M&S said the development, which was down to weather conditions and revolutionary cross-breeding techniques, would allow it to avoid importing expensive out-of-season carrots from countries such as France.
Last month we reported how several retailers were striving to achieve year-round British carrot supply (The Grocer, June 25, p60). This week carrots grown in Suffolk started going into M&S stores, just as the Scottish winter crop was making its exit.
Phillip Symons, Marks and
Spencer’s carrot specialist, said: “The early summer often sees a gap between the end of the season in the north and the start of the season in the south.
“Both seasons have been extended, partly because of warmer weather over the years, which has helped Suffolk growers to harvest several weeks earlier. Suffolk also has light, sandy soils which warm quickly, allowing carrots to grow faster.

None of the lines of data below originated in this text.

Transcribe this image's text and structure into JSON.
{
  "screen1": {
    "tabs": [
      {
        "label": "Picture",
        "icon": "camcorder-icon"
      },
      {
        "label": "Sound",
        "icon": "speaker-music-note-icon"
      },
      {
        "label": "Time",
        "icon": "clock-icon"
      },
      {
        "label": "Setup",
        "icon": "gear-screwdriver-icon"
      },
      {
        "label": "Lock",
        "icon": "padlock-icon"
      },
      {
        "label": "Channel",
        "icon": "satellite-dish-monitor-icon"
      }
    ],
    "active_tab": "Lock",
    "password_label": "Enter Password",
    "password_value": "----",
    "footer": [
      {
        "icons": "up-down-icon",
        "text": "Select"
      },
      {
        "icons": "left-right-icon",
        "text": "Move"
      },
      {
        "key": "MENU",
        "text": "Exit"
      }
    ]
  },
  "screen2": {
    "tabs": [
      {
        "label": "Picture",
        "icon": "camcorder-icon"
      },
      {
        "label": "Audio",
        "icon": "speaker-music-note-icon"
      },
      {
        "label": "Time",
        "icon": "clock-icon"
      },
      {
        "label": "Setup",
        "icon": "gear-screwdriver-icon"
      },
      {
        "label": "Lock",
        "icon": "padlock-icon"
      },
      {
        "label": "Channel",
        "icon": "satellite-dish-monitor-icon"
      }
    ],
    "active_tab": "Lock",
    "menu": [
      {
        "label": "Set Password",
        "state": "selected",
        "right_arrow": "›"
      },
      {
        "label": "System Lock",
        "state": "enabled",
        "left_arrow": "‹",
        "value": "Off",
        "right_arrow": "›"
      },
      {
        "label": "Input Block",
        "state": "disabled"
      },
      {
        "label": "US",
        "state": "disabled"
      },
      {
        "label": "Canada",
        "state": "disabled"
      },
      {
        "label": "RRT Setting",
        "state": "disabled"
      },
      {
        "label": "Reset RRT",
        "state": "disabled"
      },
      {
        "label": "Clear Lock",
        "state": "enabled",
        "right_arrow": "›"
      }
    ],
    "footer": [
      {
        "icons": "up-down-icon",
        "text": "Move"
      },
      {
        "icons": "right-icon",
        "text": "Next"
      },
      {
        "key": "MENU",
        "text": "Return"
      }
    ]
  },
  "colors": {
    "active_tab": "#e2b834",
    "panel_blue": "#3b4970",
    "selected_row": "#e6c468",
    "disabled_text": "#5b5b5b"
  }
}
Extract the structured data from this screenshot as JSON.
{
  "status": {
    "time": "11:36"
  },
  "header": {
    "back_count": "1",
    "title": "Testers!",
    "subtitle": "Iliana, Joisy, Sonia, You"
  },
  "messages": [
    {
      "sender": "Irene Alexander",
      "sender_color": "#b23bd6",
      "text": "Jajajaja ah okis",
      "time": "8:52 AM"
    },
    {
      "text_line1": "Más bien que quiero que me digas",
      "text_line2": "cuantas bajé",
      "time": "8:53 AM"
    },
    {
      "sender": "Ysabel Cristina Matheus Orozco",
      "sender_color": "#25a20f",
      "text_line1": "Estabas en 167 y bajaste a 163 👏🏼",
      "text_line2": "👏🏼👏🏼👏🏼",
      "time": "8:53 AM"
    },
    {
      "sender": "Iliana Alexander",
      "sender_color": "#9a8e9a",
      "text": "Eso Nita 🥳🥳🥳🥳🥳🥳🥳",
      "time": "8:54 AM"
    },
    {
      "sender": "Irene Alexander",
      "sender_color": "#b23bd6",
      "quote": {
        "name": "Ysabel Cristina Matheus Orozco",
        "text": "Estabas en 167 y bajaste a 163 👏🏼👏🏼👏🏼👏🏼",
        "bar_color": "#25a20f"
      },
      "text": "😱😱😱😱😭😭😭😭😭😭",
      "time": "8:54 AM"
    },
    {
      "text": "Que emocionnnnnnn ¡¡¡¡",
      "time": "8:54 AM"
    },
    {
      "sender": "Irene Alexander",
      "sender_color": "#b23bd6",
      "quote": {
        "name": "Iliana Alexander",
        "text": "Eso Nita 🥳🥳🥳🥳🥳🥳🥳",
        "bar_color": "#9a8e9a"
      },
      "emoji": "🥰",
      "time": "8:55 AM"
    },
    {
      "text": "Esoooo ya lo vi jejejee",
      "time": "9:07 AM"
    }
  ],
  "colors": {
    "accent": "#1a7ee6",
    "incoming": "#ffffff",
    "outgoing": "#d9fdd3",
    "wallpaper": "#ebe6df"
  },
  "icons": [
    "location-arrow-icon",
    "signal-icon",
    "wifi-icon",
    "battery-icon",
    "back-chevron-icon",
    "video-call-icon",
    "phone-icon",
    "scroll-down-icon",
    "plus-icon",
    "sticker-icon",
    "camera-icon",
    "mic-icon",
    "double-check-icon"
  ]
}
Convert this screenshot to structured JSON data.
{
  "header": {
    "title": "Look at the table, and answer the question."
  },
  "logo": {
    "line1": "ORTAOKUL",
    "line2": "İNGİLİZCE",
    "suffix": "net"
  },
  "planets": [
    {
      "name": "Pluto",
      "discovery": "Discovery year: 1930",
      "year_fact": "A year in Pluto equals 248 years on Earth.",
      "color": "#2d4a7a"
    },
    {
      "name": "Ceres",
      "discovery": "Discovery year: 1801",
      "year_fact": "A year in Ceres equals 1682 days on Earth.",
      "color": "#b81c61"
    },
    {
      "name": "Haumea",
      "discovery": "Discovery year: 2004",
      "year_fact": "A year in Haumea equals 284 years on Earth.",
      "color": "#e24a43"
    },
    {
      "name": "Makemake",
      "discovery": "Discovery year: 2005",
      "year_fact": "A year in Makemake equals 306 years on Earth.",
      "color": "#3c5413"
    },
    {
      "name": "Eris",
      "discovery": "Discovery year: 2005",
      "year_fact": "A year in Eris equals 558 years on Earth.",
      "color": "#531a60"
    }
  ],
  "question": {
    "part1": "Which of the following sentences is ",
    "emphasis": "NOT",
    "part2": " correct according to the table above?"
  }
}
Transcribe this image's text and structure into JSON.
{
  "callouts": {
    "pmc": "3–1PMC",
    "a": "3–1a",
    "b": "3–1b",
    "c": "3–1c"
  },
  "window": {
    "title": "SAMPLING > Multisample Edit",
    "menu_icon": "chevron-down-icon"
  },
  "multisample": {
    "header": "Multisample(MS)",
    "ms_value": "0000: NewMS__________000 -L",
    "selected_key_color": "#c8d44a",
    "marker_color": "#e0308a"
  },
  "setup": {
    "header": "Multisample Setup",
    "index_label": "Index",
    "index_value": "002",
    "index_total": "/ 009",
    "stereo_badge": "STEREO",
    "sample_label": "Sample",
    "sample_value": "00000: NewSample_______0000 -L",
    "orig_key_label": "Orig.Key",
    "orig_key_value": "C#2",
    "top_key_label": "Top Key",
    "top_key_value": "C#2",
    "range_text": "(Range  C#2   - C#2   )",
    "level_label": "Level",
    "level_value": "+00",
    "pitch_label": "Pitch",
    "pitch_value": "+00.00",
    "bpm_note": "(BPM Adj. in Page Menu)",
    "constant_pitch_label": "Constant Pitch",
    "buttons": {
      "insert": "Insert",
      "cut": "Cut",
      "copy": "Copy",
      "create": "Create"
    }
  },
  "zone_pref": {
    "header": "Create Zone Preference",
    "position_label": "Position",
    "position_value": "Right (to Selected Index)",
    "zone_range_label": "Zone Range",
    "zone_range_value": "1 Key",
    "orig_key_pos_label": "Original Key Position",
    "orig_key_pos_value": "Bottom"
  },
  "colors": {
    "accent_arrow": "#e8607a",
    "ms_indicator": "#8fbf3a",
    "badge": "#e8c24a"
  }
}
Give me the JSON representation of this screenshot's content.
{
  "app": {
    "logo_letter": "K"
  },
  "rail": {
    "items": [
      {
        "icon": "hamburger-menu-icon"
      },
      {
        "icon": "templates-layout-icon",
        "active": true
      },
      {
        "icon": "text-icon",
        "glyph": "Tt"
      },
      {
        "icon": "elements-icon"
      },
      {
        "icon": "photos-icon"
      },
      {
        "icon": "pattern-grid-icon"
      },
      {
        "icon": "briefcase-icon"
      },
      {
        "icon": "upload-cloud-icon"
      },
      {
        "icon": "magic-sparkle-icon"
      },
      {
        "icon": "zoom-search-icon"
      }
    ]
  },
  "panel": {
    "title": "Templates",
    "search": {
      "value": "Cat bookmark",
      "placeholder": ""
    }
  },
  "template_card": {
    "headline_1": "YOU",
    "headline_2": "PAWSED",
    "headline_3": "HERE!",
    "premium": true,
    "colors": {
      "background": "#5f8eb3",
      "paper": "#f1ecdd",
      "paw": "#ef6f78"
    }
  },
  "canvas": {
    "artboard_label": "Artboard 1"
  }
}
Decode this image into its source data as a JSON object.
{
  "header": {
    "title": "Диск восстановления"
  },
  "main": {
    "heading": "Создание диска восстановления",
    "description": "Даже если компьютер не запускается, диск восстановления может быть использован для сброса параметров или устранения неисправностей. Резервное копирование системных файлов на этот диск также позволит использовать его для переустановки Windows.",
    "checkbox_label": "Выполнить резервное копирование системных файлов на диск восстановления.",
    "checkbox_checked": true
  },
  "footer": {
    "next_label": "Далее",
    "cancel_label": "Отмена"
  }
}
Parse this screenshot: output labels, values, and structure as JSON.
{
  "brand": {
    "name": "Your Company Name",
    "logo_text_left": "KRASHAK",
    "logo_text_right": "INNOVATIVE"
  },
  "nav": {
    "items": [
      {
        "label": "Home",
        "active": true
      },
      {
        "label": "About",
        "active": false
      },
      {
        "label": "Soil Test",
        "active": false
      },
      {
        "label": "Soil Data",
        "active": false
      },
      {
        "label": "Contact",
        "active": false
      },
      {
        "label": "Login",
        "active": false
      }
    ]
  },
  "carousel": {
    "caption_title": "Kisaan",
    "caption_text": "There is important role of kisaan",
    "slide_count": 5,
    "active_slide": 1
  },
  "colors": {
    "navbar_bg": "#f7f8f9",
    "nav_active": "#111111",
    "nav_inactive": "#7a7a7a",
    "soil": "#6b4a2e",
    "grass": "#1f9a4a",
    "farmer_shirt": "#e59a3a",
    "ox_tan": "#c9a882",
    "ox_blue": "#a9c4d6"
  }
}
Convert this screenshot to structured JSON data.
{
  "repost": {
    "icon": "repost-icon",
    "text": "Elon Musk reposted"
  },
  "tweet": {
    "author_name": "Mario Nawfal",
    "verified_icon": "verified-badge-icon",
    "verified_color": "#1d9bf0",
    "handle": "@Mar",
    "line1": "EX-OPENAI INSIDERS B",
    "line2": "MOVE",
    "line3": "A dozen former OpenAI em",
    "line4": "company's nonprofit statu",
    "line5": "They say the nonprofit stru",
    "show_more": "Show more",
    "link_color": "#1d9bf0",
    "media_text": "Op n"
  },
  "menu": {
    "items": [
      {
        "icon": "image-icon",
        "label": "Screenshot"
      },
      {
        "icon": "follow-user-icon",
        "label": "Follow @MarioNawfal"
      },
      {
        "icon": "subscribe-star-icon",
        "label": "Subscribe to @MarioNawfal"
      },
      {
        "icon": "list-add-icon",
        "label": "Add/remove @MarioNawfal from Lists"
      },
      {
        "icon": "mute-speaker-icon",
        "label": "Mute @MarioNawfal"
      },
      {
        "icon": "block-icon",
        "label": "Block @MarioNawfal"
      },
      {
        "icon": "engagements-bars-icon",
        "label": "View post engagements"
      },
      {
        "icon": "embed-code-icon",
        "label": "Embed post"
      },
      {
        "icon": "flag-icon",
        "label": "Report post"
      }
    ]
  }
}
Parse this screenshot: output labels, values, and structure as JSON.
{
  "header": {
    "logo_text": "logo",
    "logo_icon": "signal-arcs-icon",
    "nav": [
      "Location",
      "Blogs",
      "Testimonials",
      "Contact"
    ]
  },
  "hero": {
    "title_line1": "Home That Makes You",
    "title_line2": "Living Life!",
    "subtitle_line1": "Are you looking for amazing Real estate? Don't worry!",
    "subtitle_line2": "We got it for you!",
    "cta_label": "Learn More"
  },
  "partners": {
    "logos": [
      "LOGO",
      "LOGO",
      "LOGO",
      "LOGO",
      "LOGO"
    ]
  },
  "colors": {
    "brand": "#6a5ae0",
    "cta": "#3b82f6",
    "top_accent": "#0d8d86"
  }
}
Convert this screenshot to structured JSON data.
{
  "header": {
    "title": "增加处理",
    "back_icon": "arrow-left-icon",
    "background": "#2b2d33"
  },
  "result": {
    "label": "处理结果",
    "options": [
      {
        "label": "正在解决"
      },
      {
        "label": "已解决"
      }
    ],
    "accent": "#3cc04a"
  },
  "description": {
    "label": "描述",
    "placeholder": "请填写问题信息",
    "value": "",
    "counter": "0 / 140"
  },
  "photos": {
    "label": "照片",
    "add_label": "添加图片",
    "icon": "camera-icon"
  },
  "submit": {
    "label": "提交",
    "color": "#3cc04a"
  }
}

“At the same time, Scottish growers have extended their winter season. The soil in Scotland is generally heavier and clay-based, which feeds the crop slowly and enables it to continue beyond the normal season to the end of June.
“This has been helped even further by covering the crop in hay and protecting it from light, which means it can stay in the ground for longer without being damaged by the sun’s rays.
“Over the years the period with no UK-grown carrots has gradually diminished from a few weeks to a few days and has now been eradicated.”
David Martin, vice-chair of the British Carrot Growers Association, said: “Unlike France, we don’t use pesticides - which is another reason not to import them.”